I truly believe among Pinoys-at-heart, the tuyo (literally dried fish, in this case usually herring/fish fry) is somewhat the equalizer. Whether you live in a big house or a humble hut—the tuyo is a breakfast favourite and in many cases—comfort food. I remember my childhood, every time a typhoon would hit Metro Manila (which was often), we were appeased with fried tuyo and scrambled eggs.
Many, many moons ago, before the trend hit big time, I was already bottling tuyo and daing in olive oil. I would give in to friends’ requests and sold it during Christmas only. I did this for 3 years. Though it was a hit, it was pretty laborious, so today, I just do it for bulk orders.
Thankfully, they are available in supermarket shelves when the craving hits. And thankfully, my friend’s family puts them in cans—an answered prayer for OFWs who yearn for this salty, chewy preserved fish. They don’t need to cook it anymore and so avoid neighbors’ complaints about the odor.
This is one of those concoctions that didn’t need any thinking—you just know it—by the tingling of your taste buds that it will be darn good. Serve this as a relish with other brekkie goodies like garlic langgonisa, tocino or even daing na bangus. The raw veggies just balance the salty punch of the tuyo and cools the palate. A touch of cilantro adds aroma and character to this dish—pulling it all together. Personally, I’m happy with just this and rice.
- 5 lettuce leaves (romaine or iceberg, shredded)
- 1 white onion, cut into small cubes
- 3-4 medium size tomatoes, deseeded and cut into small cubes
- 2 sprigs of cilantro, finely chopped

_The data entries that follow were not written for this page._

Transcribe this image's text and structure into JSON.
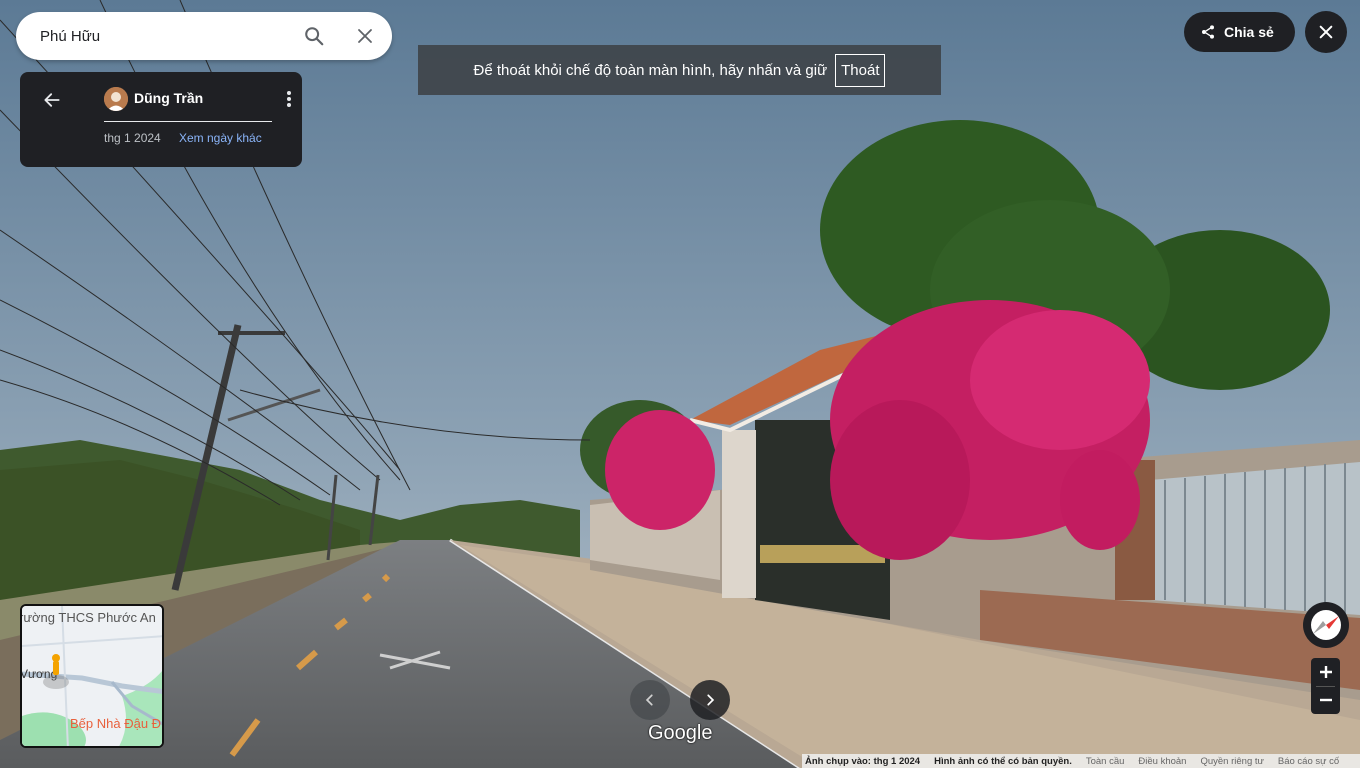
{
  "search": {
    "value": "Phú Hữu"
  },
  "panel": {
    "author": "Dũng Trần",
    "capture_date": "thg 1 2024",
    "other_dates": "Xem ngày khác"
  },
  "banner": {
    "text": "Để thoát khỏi chế độ toàn màn hình, hãy nhấn và giữ",
    "exit_label": "Thoát"
  },
  "share": {
    "label": "Chia sẻ"
  },
  "minimap": {
    "labels": [
      "rường THCS Phước An",
      "Vương",
      "Bếp Nhà Đậu Đ"
    ]
  },
  "brand": "Google",
  "footer": {
    "capture": "Ảnh chụp vào: thg 1 2024",
    "copyright": "Hình ảnh có thể có bản quyền.",
    "global": "Toàn cầu",
    "terms": "Điều khoản",
    "privacy": "Quyền riêng tư",
    "report": "Báo cáo sự cố"
  },
  "colors": {
    "panel": "#1f2024",
    "link": "#8ab4f8",
    "flowers": "#d6246e"
  }
}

- Roughly 1 cup of tuyo in oil, drained or about 12-15 pieces of tuyo, cooked and flaked
- ¼ c puting keso
Optional: choice of vinegar served on the side

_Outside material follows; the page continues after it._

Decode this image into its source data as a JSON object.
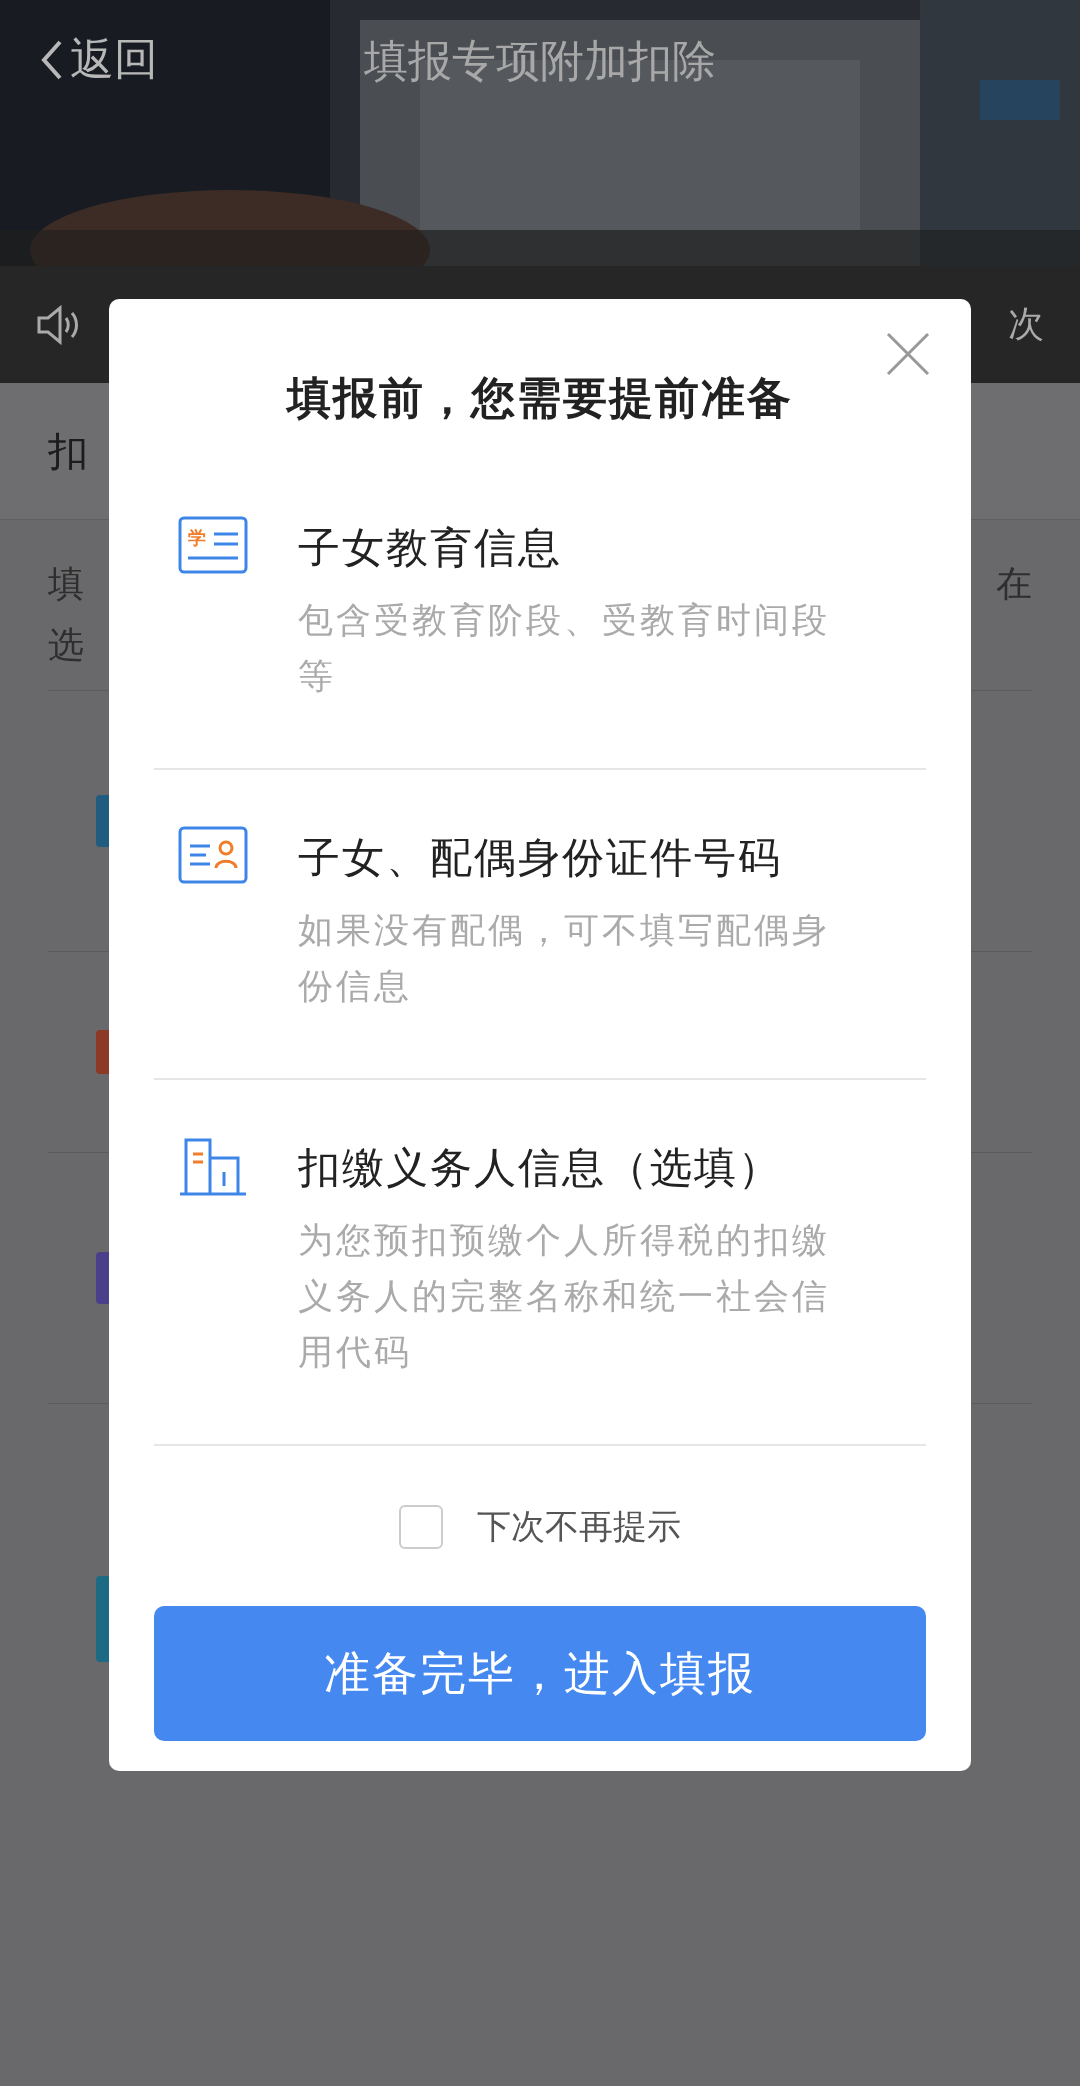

Salt and pepper at the table
Other Tuyo recipes to enjoy: http://kitchenkitchiekoo.com/2012/03/09/tuyo-puttanesc…ic-pasta-sauce/
© 2012, Kitchen Kitchie Koo. All rights reserved.